Serge Belamant: South Africa’s Original Social Entrepreneur


The Story of a Thought Leader in Technology-Driven Banking and Financial Services

Serge Belamant’s ideas have helped millions of people by reducing cost, increasing efficiency and making financial services more inclusive and secure; always challenging the antiquated banking and financial services’ status quo. Belamant is also the pioneering patent holder of the first blockchain technology which helped the financial services sector protect against fraud.

The technology is based on creating an encrypted ledger of records that are interconnected and is also useful in various applications, such as retail operations which rely on complex supply chains. He developed the first iteration of the technology to enhance transparency by increasing the security of the financial institutions using it. As Cyril Ramaphosa discusses the rise of social entrepreneurship in South Africa during Covid-19, this publication has chosen to profile what some consider one of South Africa’s most impactful social entrepreneurs.

Early Banking and Financial Services Technology

Throughout his life, Belamant has been on the leading edge of creating, inventing, and testing new technologies for the company he has led. One of his greatest early achievements helped the banking institutions of the Republic of South Africa (RSA) when they were thrown into chaos with world-wide sanctions in the 1980s. The RSA banks were in trouble with their ATMs because the hardware systems it ran on was now unavailable to upgrade or maintain. Belamant was instrumental in developing a new ATM switch while he was employed at SASWITCH. Through innovative thinking Belamant created the second largest ATM switch in the world.

When the RSA was hit with sanctions, SASWITCH ran its computing system on Christian Rovsing computers which would no longer do business within RSA due to the sanctions that resulted from apartheid. Belamant went to Europe and secured a contract for a new computing system based on Stratus synchronous computers, and once the new system was in place Belamant went on to do reverse engineer the banks’ communication’s protocols – in order for banks to communicate more efficiently with each other and without making any changes to their proprietary systems. In doing so the RSA banking system was able to grow with better security, transparency, and easier transactions between financial institutions and ATMs, giving millions of South African’s better access to ATMs and ensuring a banking system integral to millions of disadvantaged citizens didn’t collapse on top of the people that needed it most.

Creating the First Electronic Purse

Serge Belamant was also instrumental in developing the Universal Electronic Payment System (UEPS) which is considered to be the first electronic purse or wallet. UEPS is unique technology where electronic funds transfer is based on off-line operations; it functions like an electronic wallet that allows a customer to load money onto a smart card by a bank or at an ATM. Once the card is loaded a customer can use the card to purchase from merchants by transferring money to a merchant’s card who then in turns deposits in their bank by way of an ATM or POS. The electronic check has two digital signatures with the first signature known by the issuing bank and the customer’s card. The second signature is created by the clearing house and placed on the card before the card is given to the bank for issue. The UEPS invented by Belamant proved to be valuable in future banking and financial service products, reducing the need for physical cash, and helping those relying on regular payments – such as recipients of social welfare.
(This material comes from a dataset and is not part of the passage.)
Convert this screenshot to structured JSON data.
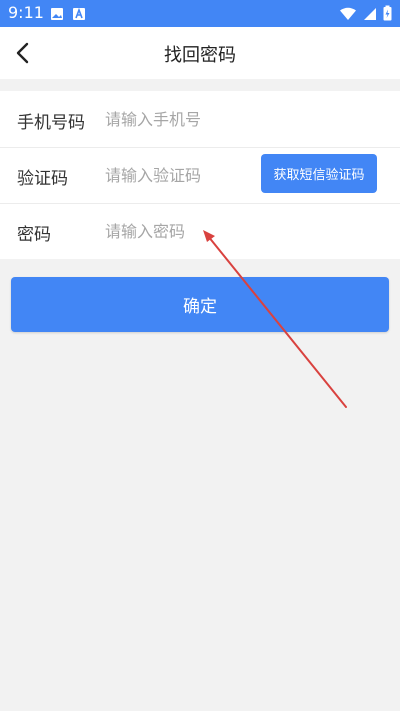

Creating COPAC, a World First

The next breakthrough in banking and financial services technology created by Belamant was the Chip Offline Pre-authorized Card or COPAC. In merging the proprietary technologies of Fund Transfer System (FTS) and UEPS, Belamant was able to develop a new technology for Visa which had contracted Belamant and his firm, Net1 Products to help increase security in its funds transfer systems and provide a secure offline solution.

The new technology provided Visa with increased security against fraud, misuse of credit, and verifying personal identification numbers. The little gold chip lives on today as one of the world’s greatest security measures in the banking and financial services sector and has been integral in creating the retail economy we know today.